popular spot

This bromeliad is one of the neoregalias. It sits on the top of our outdoor table and has become a very popular spot for our frogs. you'll spot the green tree frog in the top quarter of the photo, with a close up further up. The following day there was an emerald spotted tree frog in exactly the same spot. I think they must feel feel very secure in these plants .

Friday, March 10, 2006

We'll give our frogs a rest today, this is a grafted eucalytpt outside our bedroom window. It flowered abundantly this summer. It's rootstock is eucalyptus ptychocarpa (swamp bloodwood) chosen for it's hardiness in the normally wet and humid queensland summer. It's a beautiful sight to wake up to on a midsummers morning.

Thursday, March 09, 2006

cosy corner

Posted by Picasa although peron's treefrogs are quite often a grey/fawn colour, I think this one realised it would be well camouflaged as it settled for the day on the back rungs of our gardenseat. We had to look twice when we first saw it.

Wednesday, March 08, 2006

baby eastern sedge frogs

These little frogs would have to be our favourites, partly because they hang around in the day. some are darker than others, I wonder if thats the different sexes. I must consult the frog society. visitors to our blog are welcome to comment, just click below Posted by Picasa

Tuesday, March 07, 2006

graceful treefrog tadpoles (one week old)

these are our new babies just starting to swim around. As soon as they are a bit bigger we'll transfer them to the ponds. we probably won't see a lot of growth before winter sets in. I think they take about 14 weeks. Although we've got 11 weeks of autumn to go and queensland winters are quite mild I doubt if we'll see them out before spring Posted by Picasa
we had the pleasure last week during a night of heavy rain here in brisbane to have some graceful tree frogs breed. sorry the photo's a bit blurred. they laid their eggs in the lily pond (pictured in an earlier post) we transferred them to a bucket of pond water, because although pacific blueyes don't eat tadpoles in the main, they together with a few large perons treefrog tadpoles seemed to be nibbling away at them. Posted by Picasa

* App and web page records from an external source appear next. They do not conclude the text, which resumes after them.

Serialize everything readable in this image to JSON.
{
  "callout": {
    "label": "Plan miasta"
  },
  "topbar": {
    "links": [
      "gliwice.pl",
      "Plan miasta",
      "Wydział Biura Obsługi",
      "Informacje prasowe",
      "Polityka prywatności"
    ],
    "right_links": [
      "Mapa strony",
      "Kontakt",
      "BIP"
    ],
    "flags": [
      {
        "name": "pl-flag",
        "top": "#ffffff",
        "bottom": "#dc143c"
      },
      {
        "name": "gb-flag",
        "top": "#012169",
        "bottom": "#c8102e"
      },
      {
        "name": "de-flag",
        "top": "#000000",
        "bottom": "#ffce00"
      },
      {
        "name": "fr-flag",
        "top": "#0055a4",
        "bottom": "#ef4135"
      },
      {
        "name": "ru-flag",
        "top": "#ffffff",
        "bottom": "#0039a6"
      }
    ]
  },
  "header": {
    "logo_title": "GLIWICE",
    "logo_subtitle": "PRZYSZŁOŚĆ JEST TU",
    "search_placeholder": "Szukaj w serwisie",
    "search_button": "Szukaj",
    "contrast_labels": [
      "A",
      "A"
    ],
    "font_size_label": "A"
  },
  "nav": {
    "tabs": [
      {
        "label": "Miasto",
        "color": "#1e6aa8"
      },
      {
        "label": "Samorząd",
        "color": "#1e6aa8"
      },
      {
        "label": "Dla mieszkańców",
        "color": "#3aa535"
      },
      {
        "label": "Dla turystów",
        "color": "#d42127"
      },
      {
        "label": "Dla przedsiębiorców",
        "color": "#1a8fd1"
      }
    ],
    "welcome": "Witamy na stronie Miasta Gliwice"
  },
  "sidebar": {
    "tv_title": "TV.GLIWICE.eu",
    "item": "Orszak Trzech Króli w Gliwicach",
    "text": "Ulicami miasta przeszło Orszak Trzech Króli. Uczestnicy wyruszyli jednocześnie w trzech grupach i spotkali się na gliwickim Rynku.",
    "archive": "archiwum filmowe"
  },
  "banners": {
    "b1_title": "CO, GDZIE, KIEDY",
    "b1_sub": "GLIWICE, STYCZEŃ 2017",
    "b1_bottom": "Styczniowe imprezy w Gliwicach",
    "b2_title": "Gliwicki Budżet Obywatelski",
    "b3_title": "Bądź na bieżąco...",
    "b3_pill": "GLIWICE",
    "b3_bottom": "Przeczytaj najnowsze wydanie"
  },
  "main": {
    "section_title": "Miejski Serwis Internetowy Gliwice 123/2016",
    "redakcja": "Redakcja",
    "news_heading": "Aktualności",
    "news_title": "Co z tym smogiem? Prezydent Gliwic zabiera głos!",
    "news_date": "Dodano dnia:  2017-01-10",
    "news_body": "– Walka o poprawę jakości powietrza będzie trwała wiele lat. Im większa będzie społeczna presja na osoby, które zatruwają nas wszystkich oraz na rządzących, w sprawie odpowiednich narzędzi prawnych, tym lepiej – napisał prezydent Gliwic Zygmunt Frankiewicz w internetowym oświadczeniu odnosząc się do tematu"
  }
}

Monday, March 06, 2006

these baby graceful treefrogs generally hang around for about a week before heading for tree tops then we don't generally see them again until they come down to breed as adults Posted by Picasa
Sometimes you can get a lovely surprise when you turn your head in the garden. this baby sedge frog is about 9mm long as you can probably tell from thhanging basket ring. Posted by Picasa

a shady place in our garden

This is a favourite area of our garden, with a variety of bromeliads, (frogs love them) cordylines and a few native orchids. On the fence we have a number of elkhorns and in the hanging baskets there are a variety of miniature hoyas. We've become more interested in hoyas since an original one that we planted had flowered beautifully this spring/summer. There is a variety of hoyas available, they have exquisite flower heads, some strongly scented. It's lovely to walk through this corner on a summers afternoon when it's bathed in 50% sunlight pleasantly dappled by the overhead trees.Posted by Picasa